### Task requirements
The entries below should appear again in your reply, word for word.

*** Begin section ***

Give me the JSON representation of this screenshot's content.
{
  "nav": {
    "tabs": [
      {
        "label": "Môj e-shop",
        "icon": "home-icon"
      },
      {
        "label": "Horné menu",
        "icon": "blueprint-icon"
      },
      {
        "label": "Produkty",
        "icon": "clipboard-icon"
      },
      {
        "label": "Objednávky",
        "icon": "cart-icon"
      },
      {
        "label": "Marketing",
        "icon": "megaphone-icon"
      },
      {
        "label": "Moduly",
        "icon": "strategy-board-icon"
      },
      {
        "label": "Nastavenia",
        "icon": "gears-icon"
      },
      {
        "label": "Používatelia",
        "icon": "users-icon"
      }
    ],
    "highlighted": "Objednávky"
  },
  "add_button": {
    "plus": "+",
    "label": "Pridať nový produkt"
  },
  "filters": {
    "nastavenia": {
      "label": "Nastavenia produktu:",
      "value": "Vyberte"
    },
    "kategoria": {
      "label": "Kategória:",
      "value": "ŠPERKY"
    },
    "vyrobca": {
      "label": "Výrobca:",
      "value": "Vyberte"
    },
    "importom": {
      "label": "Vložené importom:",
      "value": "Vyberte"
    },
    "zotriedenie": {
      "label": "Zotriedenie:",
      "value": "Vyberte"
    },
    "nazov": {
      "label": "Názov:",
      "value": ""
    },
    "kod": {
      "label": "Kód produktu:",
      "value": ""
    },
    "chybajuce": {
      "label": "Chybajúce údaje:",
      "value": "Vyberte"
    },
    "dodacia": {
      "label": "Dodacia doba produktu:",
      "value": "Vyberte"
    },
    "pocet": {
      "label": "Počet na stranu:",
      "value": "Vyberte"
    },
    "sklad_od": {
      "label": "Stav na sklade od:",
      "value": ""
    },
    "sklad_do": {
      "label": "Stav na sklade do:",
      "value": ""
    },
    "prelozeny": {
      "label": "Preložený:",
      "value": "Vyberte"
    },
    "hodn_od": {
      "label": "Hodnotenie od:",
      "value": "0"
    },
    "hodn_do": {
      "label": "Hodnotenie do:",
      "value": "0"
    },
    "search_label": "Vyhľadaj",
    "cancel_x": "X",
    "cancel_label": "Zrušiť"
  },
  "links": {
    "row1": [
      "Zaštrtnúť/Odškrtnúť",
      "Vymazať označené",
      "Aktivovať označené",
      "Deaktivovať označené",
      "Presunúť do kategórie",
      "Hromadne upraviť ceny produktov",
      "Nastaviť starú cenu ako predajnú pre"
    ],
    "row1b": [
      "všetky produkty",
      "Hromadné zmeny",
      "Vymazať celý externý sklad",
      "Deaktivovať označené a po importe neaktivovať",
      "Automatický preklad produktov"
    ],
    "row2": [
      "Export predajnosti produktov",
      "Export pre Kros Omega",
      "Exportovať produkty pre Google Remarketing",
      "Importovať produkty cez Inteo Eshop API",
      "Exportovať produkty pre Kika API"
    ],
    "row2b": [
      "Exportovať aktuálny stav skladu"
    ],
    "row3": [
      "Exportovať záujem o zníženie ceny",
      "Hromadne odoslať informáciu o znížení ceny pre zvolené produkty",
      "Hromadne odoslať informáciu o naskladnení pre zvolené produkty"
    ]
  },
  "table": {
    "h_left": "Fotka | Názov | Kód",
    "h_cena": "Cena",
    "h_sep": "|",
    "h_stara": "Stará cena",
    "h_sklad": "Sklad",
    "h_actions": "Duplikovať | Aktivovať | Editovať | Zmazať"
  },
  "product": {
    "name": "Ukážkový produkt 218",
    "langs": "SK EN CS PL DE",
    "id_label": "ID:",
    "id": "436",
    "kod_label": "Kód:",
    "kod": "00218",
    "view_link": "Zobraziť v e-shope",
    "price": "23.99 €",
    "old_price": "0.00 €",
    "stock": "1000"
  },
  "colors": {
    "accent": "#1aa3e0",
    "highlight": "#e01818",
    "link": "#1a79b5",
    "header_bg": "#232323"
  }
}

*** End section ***

### Completed task
Give me the JSON representation of this screenshot's content.
{
  "nav": {
    "tabs": [
      {
        "label": "Môj e-shop",
        "icon": "home-icon"
      },
      {
        "label": "Horné menu",
        "icon": "blueprint-icon"
      },
      {
        "label": "Produkty",
        "icon": "clipboard-icon"
      },
      {
        "label": "Objednávky",
        "icon": "cart-icon"
      },
      {
        "label": "Marketing",
        "icon": "megaphone-icon"
      },
      {
        "label": "Moduly",
        "icon": "strategy-board-icon"
      },
      {
        "label": "Nastavenia",
        "icon": "gears-icon"
      },
      {
        "label": "Používatelia",
        "icon": "users-icon"
      }
    ],
    "highlighted": "Objednávky"
  },
  "add_button": {
    "plus": "+",
    "label": "Pridať nový produkt"
  },
  "filters": {
    "nastavenia": {
      "label": "Nastavenia produktu:",
      "value": "Vyberte"
    },
    "kategoria": {
      "label": "Kategória:",
      "value": "ŠPERKY"
    },
    "vyrobca": {
      "label": "Výrobca:",
      "value": "Vyberte"
    },
    "importom": {
      "label": "Vložené importom:",
      "value": "Vyberte"
    },
    "zotriedenie": {
      "label": "Zotriedenie:",
      "value": "Vyberte"
    },
    "nazov": {
      "label": "Názov:",
      "value": ""
    },
    "kod": {
      "label": "Kód produktu:",
      "value": ""
    },
    "chybajuce": {
      "label": "Chybajúce údaje:",
      "value": "Vyberte"
    },
    "dodacia": {
      "label": "Dodacia doba produktu:",
      "value": "Vyberte"
    },
    "pocet": {
      "label": "Počet na stranu:",
      "value": "Vyberte"
    },
    "sklad_od": {
      "label": "Stav na sklade od:",
      "value": ""
    },
    "sklad_do": {
      "label": "Stav na sklade do:",
      "value": ""
    },
    "prelozeny": {
      "label": "Preložený:",
      "value": "Vyberte"
    },
    "hodn_od": {
      "label": "Hodnotenie od:",
      "value": "0"
    },
    "hodn_do": {
      "label": "Hodnotenie do:",
      "value": "0"
    },
    "search_label": "Vyhľadaj",
    "cancel_x": "X",
    "cancel_label": "Zrušiť"
  },
  "links": {
    "row1": [
      "Zaštrtnúť/Odškrtnúť",
      "Vymazať označené",
      "Aktivovať označené",
      "Deaktivovať označené",
      "Presunúť do kategórie",
      "Hromadne upraviť ceny produktov",
      "Nastaviť starú cenu ako predajnú pre"
    ],
    "row1b": [
      "všetky produkty",
      "Hromadné zmeny",
      "Vymazať celý externý sklad",
      "Deaktivovať označené a po importe neaktivovať",
      "Automatický preklad produktov"
    ],
    "row2": [
      "Export predajnosti produktov",
      "Export pre Kros Omega",
      "Exportovať produkty pre Google Remarketing",
      "Importovať produkty cez Inteo Eshop API",
      "Exportovať produkty pre Kika API"
    ],
    "row2b": [
      "Exportovať aktuálny stav skladu"
    ],
    "row3": [
      "Exportovať záujem o zníženie ceny",
      "Hromadne odoslať informáciu o znížení ceny pre zvolené produkty",
      "Hromadne odoslať informáciu o naskladnení pre zvolené produkty"
    ]
  },
  "table": {
    "h_left": "Fotka | Názov | Kód",
    "h_cena": "Cena",
    "h_sep": "|",
    "h_stara": "Stará cena",
    "h_sklad": "Sklad",
    "h_actions": "Duplikovať | Aktivovať | Editovať | Zmazať"
  },
  "product": {
    "name": "Ukážkový produkt 218",
    "langs": "SK EN CS PL DE",
    "id_label": "ID:",
    "id": "436",
    "kod_label": "Kód:",
    "kod": "00218",
    "view_link": "Zobraziť v e-shope",
    "price": "23.99 €",
    "old_price": "0.00 €",
    "stock": "1000"
  },
  "colors": {
    "accent": "#1aa3e0",
    "highlight": "#e01818",
    "link": "#1a79b5",
    "header_bg": "#232323"
  }
}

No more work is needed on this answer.